It's not to say Altman's style doesn't have its own voice, and some of the shots in the film- self conscious no doubt- bring out the anti-Hollywood while Hollywood ideas. And working in the framework, not the dependence, of the story lets some interesting things of reality go on. When you see this 8-minute long take at the start of the film, it's getting the music of the film going right away, of the 'money-talks, BS-continues' attitude of a Hollywood studio, not just of the main character Griffin Mill (Tim Robbins). It may be 'just a movie', but it's also one with this constant feel of life going on, as Altman, through Tokin's screenplay, is a fly on the wall as it were. We see Mill, a writing executive, go through a rough patch with a certain writer (Vincent D'Onofrio) who hasn't heard back from him in a while. When a harsh accident occurs, Mill has to keep moving, not just with his job or his details of the night the two had, but with the writer's girlfriend (Greta Scacchi) who start an affair.

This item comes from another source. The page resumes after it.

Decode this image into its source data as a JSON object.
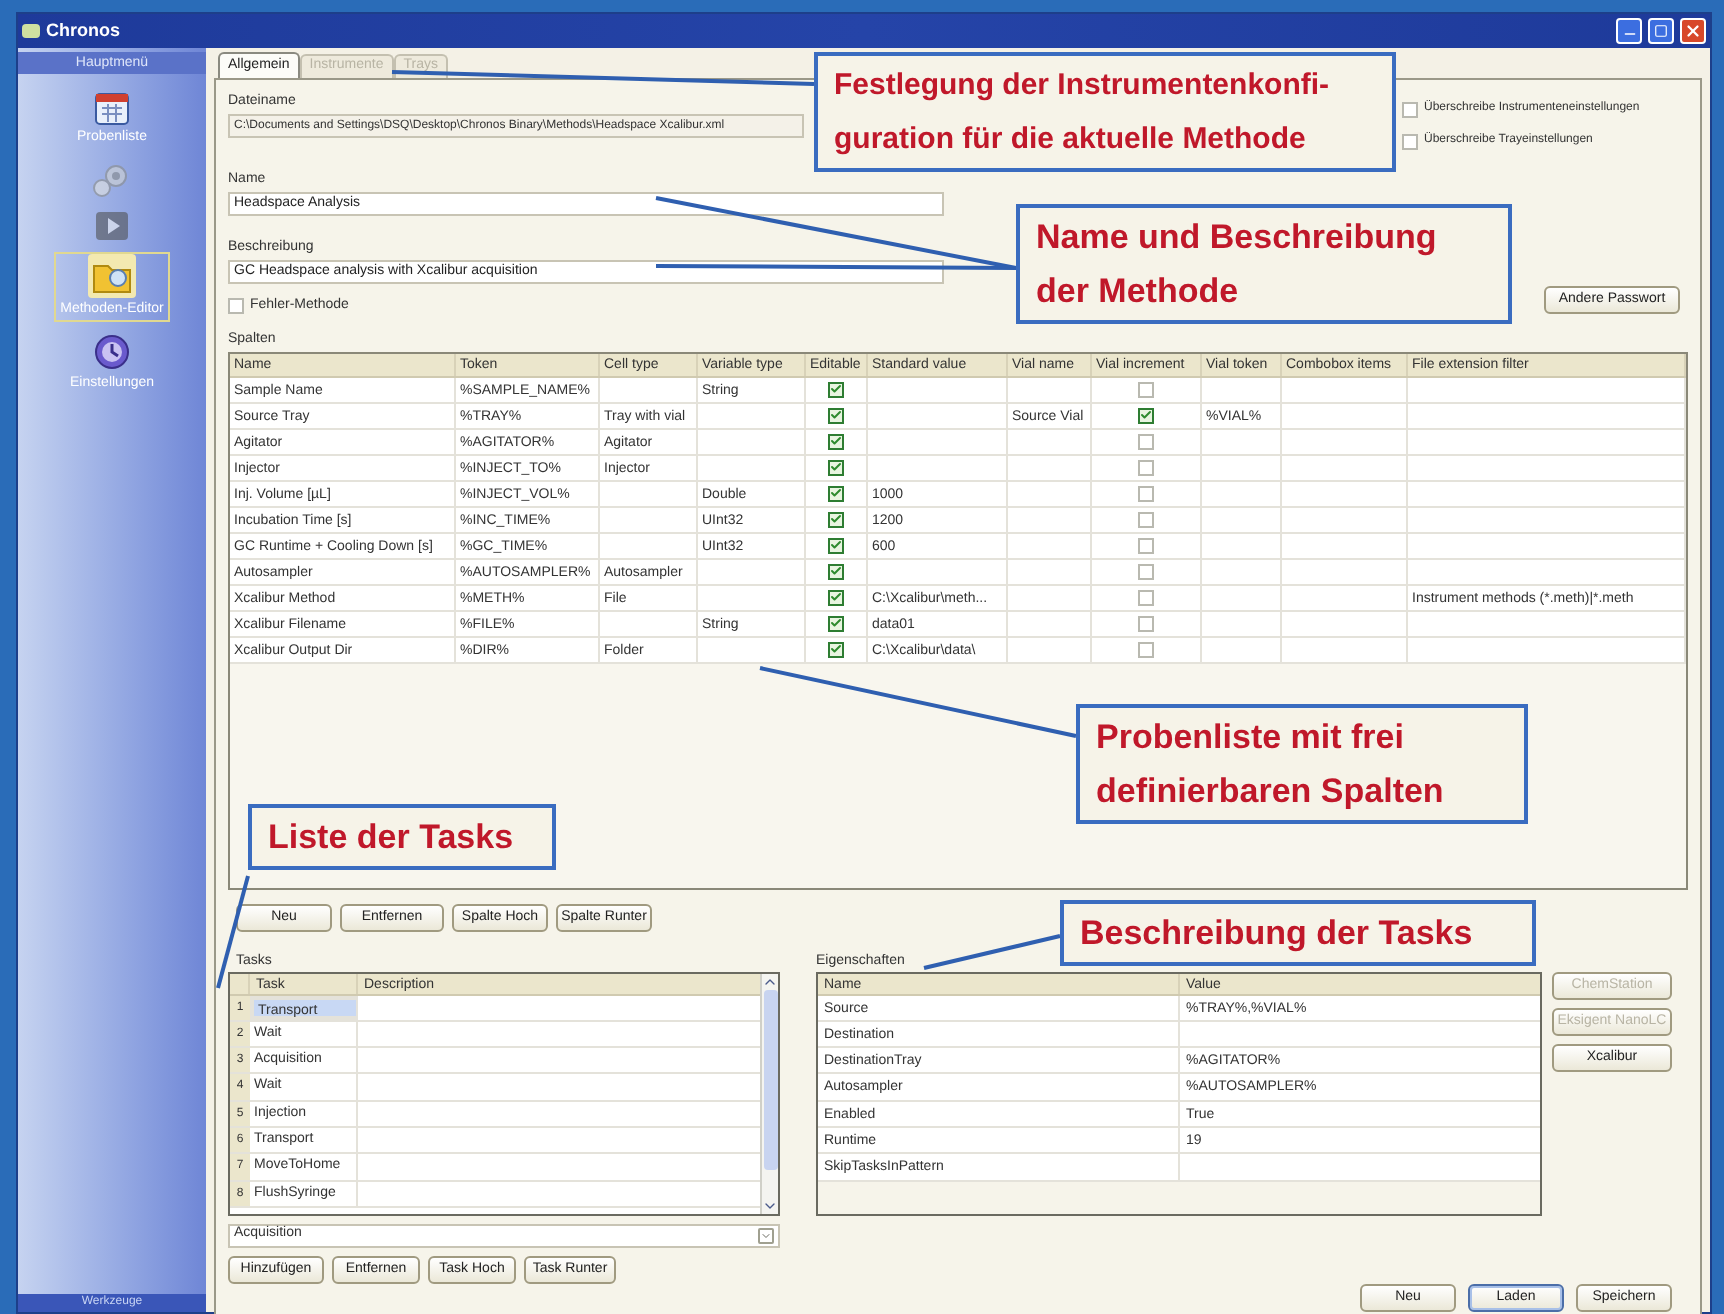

Altman once said, quite famously, once casting is complete 80% of his work is done. The Player is one of those major examples in Altman's career, and despite the fact that most, if not all, of the supporting actors (who may or may not also be in their cameo roles) are sublime in their roles (Goldberg, Scacchi, Lyle Lovett, and especially Cynthia Stevnenson), it's a key Robbins turn. His career has often had roles where he can lay in a naturalness that other actors might not have gone for. He also fits the role of Griffin Mill much as he did for Andy Dufresne and Dave in Mystic River. Here he has a perfect quality in this character to, as Ebert pointed out, not be un-likable even as he is not a good person. I loved the little facial gestures, the seemingly controlled stares, and the small moments where his upper class facade starts to wear down beneath the bloodless business of making movie deals. His could be for some the only reason to see the film, and rightfully so, as I really don't think Altman would've been able to pull it off with another.

It does almost add to what could be frustration for some by the end of the film to see what happens to him, but it actually is after thinking about it more even more satisfying an ending. A question the film ponders for this character is- if he can survive the reality when all he wants is a happy ending in the stories he hears? And through this simplicity some compositions and scenes are quite remarkable; that one single shot of a certain close-up of a sex scene not only plays brilliantly off of a script description earlier, but is one of the best scene-shots I've seen in recent movies. Very well done, if not for everyone.

User credit 1:1001 movies you must see before you die
User credit 2: 843
Storage device:DVD
Imdb rating: 7.7
Musician: Thomas Newman
Running time: 124 min
Subtitles: Svenska
Audio tracks: Dolby Digital 5.1 [English]
Everything else:
Last modified: 2008-02-19 18:54:15